Page and application data records
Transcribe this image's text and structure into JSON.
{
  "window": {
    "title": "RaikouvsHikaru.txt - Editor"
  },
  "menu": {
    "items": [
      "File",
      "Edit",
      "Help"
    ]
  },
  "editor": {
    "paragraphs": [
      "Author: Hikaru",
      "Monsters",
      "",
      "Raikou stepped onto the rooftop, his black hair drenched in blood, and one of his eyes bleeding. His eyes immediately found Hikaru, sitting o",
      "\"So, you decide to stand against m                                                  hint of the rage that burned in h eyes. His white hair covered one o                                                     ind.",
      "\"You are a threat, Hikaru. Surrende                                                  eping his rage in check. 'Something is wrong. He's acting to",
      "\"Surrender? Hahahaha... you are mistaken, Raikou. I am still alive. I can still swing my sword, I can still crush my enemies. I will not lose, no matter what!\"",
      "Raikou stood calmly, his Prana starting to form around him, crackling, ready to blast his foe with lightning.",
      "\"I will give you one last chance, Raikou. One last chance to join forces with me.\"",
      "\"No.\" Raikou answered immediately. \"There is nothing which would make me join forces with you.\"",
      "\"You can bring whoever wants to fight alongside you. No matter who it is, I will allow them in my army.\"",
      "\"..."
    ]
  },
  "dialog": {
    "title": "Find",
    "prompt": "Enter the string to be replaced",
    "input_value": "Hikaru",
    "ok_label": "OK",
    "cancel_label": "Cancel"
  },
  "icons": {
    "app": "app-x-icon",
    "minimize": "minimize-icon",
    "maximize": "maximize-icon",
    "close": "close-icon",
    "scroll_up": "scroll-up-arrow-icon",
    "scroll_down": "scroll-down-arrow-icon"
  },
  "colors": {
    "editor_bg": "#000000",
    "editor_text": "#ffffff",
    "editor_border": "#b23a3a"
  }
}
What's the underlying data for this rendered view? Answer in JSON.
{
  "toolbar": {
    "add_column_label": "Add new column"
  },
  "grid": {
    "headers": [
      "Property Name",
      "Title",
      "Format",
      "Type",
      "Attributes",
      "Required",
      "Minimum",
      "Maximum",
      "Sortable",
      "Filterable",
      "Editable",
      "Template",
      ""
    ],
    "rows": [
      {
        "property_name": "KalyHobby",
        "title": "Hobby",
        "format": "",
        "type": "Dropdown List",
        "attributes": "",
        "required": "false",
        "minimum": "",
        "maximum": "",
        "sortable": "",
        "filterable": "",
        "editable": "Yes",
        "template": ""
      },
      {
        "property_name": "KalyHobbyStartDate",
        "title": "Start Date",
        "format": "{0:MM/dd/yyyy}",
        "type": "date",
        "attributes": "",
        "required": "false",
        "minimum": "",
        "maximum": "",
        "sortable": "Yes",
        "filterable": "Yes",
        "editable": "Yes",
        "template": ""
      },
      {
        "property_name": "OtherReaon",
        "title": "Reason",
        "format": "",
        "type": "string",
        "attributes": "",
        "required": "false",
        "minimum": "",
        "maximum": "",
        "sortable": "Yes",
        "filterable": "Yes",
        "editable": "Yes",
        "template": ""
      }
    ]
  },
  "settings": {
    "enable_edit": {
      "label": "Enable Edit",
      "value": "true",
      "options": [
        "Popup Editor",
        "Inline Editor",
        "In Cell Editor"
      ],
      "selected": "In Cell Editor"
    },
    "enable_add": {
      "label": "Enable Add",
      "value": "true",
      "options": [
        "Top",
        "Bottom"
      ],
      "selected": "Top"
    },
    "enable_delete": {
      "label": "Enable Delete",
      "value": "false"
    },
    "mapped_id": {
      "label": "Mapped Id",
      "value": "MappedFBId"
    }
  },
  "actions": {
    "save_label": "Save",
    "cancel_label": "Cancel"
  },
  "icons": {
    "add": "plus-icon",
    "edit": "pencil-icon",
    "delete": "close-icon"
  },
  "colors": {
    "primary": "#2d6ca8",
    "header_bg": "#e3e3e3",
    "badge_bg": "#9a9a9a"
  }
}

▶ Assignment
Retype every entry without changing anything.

▶ Solution
Transcribe this image's text and structure into JSON.
{
  "window": {
    "title": "RaikouvsHikaru.txt - Editor"
  },
  "menu": {
    "items": [
      "File",
      "Edit",
      "Help"
    ]
  },
  "editor": {
    "paragraphs": [
      "Author: Hikaru",
      "Monsters",
      "",
      "Raikou stepped onto the rooftop, his black hair drenched in blood, and one of his eyes bleeding. His eyes immediately found Hikaru, sitting o",
      "\"So, you decide to stand against m                                                  hint of the rage that burned in h eyes. His white hair covered one o                                                     ind.",
      "\"You are a threat, Hikaru. Surrende                                                  eping his rage in check. 'Something is wrong. He's acting to",
      "\"Surrender? Hahahaha... you are mistaken, Raikou. I am still alive. I can still swing my sword, I can still crush my enemies. I will not lose, no matter what!\"",
      "Raikou stood calmly, his Prana starting to form around him, crackling, ready to blast his foe with lightning.",
      "\"I will give you one last chance, Raikou. One last chance to join forces with me.\"",
      "\"No.\" Raikou answered immediately. \"There is nothing which would make me join forces with you.\"",
      "\"You can bring whoever wants to fight alongside you. No matter who it is, I will allow them in my army.\"",
      "\"..."
    ]
  },
  "dialog": {
    "title": "Find",
    "prompt": "Enter the string to be replaced",
    "input_value": "Hikaru",
    "ok_label": "OK",
    "cancel_label": "Cancel"
  },
  "icons": {
    "app": "app-x-icon",
    "minimize": "minimize-icon",
    "maximize": "maximize-icon",
    "close": "close-icon",
    "scroll_up": "scroll-up-arrow-icon",
    "scroll_down": "scroll-down-arrow-icon"
  },
  "colors": {
    "editor_bg": "#000000",
    "editor_text": "#ffffff",
    "editor_border": "#b23a3a"
  }
}
What's the underlying data for this rendered view? Answer in JSON.
{
  "toolbar": {
    "add_column_label": "Add new column"
  },
  "grid": {
    "headers": [
      "Property Name",
      "Title",
      "Format",
      "Type",
      "Attributes",
      "Required",
      "Minimum",
      "Maximum",
      "Sortable",
      "Filterable",
      "Editable",
      "Template",
      ""
    ],
    "rows": [
      {
        "property_name": "KalyHobby",
        "title": "Hobby",
        "format": "",
        "type": "Dropdown List",
        "attributes": "",
        "required": "false",
        "minimum": "",
        "maximum": "",
        "sortable": "",
        "filterable": "",
        "editable": "Yes",
        "template": ""
      },
      {
        "property_name": "KalyHobbyStartDate",
        "title": "Start Date",
        "format": "{0:MM/dd/yyyy}",
        "type": "date",
        "attributes": "",
        "required": "false",
        "minimum": "",
        "maximum": "",
        "sortable": "Yes",
        "filterable": "Yes",
        "editable": "Yes",
        "template": ""
      },
      {
        "property_name": "OtherReaon",
        "title": "Reason",
        "format": "",
        "type": "string",
        "attributes": "",
        "required": "false",
        "minimum": "",
        "maximum": "",
        "sortable": "Yes",
        "filterable": "Yes",
        "editable": "Yes",
        "template": ""
      }
    ]
  },
  "settings": {
    "enable_edit": {
      "label": "Enable Edit",
      "value": "true",
      "options": [
        "Popup Editor",
        "Inline Editor",
        "In Cell Editor"
      ],
      "selected": "In Cell Editor"
    },
    "enable_add": {
      "label": "Enable Add",
      "value": "true",
      "options": [
        "Top",
        "Bottom"
      ],
      "selected": "Top"
    },
    "enable_delete": {
      "label": "Enable Delete",
      "value": "false"
    },
    "mapped_id": {
      "label": "Mapped Id",
      "value": "MappedFBId"
    }
  },
  "actions": {
    "save_label": "Save",
    "cancel_label": "Cancel"
  },
  "icons": {
    "add": "plus-icon",
    "edit": "pencil-icon",
    "delete": "close-icon"
  },
  "colors": {
    "primary": "#2d6ca8",
    "header_bg": "#e3e3e3",
    "badge_bg": "#9a9a9a"
  }
}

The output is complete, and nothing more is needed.